• **Exercise goal**: A single number is wanted: how many lines of the records below contain the word "parent".

• **Page and application data records**:
________________________________________
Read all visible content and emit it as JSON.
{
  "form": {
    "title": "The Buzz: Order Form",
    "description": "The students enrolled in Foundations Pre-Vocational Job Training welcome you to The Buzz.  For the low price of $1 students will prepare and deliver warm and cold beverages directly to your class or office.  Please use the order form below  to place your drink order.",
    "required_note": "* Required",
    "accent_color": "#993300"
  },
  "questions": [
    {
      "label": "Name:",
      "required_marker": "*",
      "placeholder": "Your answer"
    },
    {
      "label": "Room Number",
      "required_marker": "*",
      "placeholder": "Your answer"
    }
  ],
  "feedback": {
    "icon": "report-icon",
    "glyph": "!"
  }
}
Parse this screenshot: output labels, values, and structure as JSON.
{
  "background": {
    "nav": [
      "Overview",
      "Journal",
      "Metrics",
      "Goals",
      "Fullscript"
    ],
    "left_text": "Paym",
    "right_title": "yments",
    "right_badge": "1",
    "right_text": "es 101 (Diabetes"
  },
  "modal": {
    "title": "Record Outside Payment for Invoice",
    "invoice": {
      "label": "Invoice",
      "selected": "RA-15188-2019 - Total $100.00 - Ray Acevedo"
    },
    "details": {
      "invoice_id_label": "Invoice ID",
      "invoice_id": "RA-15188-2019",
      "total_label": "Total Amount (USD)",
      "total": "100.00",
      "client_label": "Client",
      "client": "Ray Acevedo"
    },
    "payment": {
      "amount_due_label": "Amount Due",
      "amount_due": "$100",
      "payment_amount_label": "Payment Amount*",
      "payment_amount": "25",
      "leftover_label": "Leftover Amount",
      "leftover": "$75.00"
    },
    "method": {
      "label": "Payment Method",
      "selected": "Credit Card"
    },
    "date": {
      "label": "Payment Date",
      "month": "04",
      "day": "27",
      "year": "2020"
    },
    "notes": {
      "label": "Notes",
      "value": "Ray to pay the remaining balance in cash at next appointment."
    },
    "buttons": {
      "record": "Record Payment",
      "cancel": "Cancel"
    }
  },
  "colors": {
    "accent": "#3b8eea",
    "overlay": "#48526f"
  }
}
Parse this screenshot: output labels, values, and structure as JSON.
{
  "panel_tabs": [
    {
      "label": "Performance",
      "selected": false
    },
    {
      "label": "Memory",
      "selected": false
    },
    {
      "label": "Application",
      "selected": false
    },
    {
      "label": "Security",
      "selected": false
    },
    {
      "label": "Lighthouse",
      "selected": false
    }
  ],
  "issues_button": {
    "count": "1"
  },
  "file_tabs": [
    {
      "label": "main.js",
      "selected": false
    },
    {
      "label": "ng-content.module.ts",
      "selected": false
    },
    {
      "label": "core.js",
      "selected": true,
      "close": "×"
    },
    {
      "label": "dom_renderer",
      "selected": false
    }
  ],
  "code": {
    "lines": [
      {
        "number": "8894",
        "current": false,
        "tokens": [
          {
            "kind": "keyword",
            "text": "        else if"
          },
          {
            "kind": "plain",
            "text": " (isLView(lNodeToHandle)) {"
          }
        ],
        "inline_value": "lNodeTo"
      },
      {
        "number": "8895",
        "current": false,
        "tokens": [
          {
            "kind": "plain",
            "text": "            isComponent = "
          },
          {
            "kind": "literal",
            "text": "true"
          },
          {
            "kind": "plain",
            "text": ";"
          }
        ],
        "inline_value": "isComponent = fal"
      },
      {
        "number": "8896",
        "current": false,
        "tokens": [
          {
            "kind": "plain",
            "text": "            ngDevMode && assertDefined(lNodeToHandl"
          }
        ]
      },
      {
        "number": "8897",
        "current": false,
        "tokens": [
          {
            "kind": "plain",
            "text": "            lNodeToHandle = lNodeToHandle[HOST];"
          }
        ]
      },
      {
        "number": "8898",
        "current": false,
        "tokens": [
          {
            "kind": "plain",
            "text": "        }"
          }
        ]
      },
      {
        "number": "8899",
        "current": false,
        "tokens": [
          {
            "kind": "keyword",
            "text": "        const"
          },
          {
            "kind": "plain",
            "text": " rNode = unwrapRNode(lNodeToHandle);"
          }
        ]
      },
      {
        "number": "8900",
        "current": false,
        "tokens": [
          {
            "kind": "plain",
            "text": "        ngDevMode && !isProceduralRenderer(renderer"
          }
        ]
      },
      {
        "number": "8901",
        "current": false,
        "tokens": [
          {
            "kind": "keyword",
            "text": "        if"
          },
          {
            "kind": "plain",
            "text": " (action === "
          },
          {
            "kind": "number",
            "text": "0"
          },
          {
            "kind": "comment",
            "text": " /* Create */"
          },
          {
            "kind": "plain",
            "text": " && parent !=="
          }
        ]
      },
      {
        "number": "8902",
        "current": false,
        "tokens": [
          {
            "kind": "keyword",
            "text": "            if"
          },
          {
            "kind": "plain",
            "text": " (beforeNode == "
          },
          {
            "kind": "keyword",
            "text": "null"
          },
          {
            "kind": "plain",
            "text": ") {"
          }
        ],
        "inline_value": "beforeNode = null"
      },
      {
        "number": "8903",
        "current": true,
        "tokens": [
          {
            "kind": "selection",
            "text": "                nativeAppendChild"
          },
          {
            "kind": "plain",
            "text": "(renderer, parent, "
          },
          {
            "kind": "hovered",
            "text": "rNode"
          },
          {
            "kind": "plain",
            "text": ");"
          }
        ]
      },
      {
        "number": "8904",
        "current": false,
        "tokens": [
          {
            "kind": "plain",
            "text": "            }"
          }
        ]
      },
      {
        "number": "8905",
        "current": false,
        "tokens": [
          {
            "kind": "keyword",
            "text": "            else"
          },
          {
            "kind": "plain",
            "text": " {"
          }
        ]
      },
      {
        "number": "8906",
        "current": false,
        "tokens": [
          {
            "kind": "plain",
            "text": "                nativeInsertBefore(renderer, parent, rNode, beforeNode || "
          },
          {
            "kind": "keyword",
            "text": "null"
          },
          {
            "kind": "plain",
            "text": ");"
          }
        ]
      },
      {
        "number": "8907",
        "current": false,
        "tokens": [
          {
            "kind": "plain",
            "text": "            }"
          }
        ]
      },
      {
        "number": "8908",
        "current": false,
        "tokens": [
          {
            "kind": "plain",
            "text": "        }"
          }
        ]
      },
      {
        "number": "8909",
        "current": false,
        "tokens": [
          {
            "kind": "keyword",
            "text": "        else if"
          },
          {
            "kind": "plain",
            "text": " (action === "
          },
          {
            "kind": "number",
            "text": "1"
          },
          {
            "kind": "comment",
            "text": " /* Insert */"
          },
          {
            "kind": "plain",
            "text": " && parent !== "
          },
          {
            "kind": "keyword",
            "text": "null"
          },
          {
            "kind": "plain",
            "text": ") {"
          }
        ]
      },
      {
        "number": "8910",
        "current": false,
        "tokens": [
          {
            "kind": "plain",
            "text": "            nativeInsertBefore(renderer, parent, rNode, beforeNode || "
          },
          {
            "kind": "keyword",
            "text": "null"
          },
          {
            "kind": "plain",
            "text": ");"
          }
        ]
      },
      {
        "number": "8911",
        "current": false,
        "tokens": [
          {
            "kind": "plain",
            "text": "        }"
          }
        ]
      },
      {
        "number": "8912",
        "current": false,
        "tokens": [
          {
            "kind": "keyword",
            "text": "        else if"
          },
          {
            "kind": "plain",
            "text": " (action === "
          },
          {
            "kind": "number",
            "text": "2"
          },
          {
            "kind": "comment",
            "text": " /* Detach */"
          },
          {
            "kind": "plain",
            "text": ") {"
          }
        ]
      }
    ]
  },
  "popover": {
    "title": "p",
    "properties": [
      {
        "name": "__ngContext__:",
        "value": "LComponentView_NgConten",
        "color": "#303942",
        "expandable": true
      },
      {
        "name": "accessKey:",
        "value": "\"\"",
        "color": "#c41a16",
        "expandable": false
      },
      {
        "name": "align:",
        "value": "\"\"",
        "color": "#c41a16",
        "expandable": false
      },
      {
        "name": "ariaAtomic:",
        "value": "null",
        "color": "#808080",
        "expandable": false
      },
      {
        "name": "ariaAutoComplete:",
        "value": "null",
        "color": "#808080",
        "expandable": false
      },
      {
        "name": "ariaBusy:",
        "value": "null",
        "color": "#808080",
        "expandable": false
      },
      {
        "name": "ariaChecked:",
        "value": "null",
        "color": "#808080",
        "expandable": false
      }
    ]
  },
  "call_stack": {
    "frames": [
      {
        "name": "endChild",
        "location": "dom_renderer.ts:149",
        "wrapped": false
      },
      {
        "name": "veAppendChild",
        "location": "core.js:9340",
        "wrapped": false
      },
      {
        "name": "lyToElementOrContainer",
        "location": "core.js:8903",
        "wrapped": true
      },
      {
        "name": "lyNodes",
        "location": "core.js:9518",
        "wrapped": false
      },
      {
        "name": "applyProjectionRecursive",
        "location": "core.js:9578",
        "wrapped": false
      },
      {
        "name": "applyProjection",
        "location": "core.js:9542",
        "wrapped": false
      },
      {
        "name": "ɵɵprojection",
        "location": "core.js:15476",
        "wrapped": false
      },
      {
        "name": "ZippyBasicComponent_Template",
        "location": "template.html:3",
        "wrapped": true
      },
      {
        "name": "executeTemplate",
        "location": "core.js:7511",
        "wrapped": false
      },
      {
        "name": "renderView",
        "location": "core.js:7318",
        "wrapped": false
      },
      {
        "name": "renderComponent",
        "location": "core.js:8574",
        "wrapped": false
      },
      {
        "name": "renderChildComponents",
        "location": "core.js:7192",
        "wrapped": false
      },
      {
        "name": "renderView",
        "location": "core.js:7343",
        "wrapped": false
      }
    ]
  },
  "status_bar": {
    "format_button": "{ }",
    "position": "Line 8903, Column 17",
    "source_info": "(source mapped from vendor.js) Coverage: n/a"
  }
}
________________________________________
• **Final answer**: 5